▶ [Action item] Return the listing below exactly. Leave its pictures out.

--

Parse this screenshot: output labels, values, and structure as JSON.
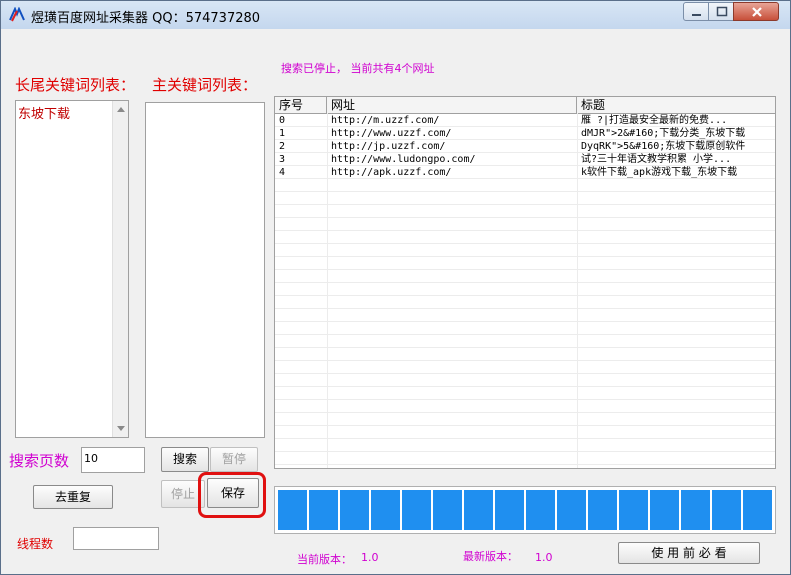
{
  "window": {
    "title": "煜璜百度网址采集器   QQ：574737280"
  },
  "status": "搜索已停止，  当前共有4个网址",
  "left_panel": {
    "tail_keywords_label": "长尾关键词列表：",
    "main_keywords_label": "主关键词列表：",
    "tail_keywords": [
      "东坡下载"
    ],
    "search_pages_label": "搜索页数",
    "search_pages_value": "10",
    "dedupe_button": "去重复",
    "threads_label": "线程数",
    "threads_value": ""
  },
  "buttons": {
    "search": "搜索",
    "pause": "暂停",
    "stop": "停止",
    "save": "保存",
    "must_read": "使 用 前 必 看"
  },
  "table": {
    "columns": [
      "序号",
      "网址",
      "标题"
    ],
    "rows": [
      {
        "index": "0",
        "url": "http://m.uzzf.com/",
        "title": "雁  ?|打造最安全最新的免费..."
      },
      {
        "index": "1",
        "url": "http://www.uzzf.com/",
        "title": "dMJR\">2&#160;下载分类_东坡下载"
      },
      {
        "index": "2",
        "url": "http://jp.uzzf.com/",
        "title": "DyqRK\">5&#160;东坡下载原创软件"
      },
      {
        "index": "3",
        "url": "http://www.ludongpo.com/",
        "title": "试?三十年语文教学积累 小学..."
      },
      {
        "index": "4",
        "url": "http://apk.uzzf.com/",
        "title": "k软件下载_apk游戏下载_东坡下载"
      }
    ]
  },
  "progress": {
    "fraction": 1.0,
    "segments": 16,
    "color": "#1f8ff0"
  },
  "footer": {
    "current_version_label": "当前版本：",
    "current_version": "1.0",
    "latest_version_label": "最新版本：",
    "latest_version": "1.0"
  },
  "icons": {
    "app": "app-logo-icon",
    "minimize": "minimize-icon",
    "maximize": "maximize-icon",
    "close": "close-icon"
  }
}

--

▶ [Answer area]
Parse this screenshot: output labels, values, and structure as JSON.
{
  "window": {
    "title": "煜璜百度网址采集器   QQ：574737280"
  },
  "status": "搜索已停止，  当前共有4个网址",
  "left_panel": {
    "tail_keywords_label": "长尾关键词列表：",
    "main_keywords_label": "主关键词列表：",
    "tail_keywords": [
      "东坡下载"
    ],
    "search_pages_label": "搜索页数",
    "search_pages_value": "10",
    "dedupe_button": "去重复",
    "threads_label": "线程数",
    "threads_value": ""
  },
  "buttons": {
    "search": "搜索",
    "pause": "暂停",
    "stop": "停止",
    "save": "保存",
    "must_read": "使 用 前 必 看"
  },
  "table": {
    "columns": [
      "序号",
      "网址",
      "标题"
    ],
    "rows": [
      {
        "index": "0",
        "url": "http://m.uzzf.com/",
        "title": "雁  ?|打造最安全最新的免费..."
      },
      {
        "index": "1",
        "url": "http://www.uzzf.com/",
        "title": "dMJR\">2&#160;下载分类_东坡下载"
      },
      {
        "index": "2",
        "url": "http://jp.uzzf.com/",
        "title": "DyqRK\">5&#160;东坡下载原创软件"
      },
      {
        "index": "3",
        "url": "http://www.ludongpo.com/",
        "title": "试?三十年语文教学积累 小学..."
      },
      {
        "index": "4",
        "url": "http://apk.uzzf.com/",
        "title": "k软件下载_apk游戏下载_东坡下载"
      }
    ]
  },
  "progress": {
    "fraction": 1.0,
    "segments": 16,
    "color": "#1f8ff0"
  },
  "footer": {
    "current_version_label": "当前版本：",
    "current_version": "1.0",
    "latest_version_label": "最新版本：",
    "latest_version": "1.0"
  },
  "icons": {
    "app": "app-logo-icon",
    "minimize": "minimize-icon",
    "maximize": "maximize-icon",
    "close": "close-icon"
  }
}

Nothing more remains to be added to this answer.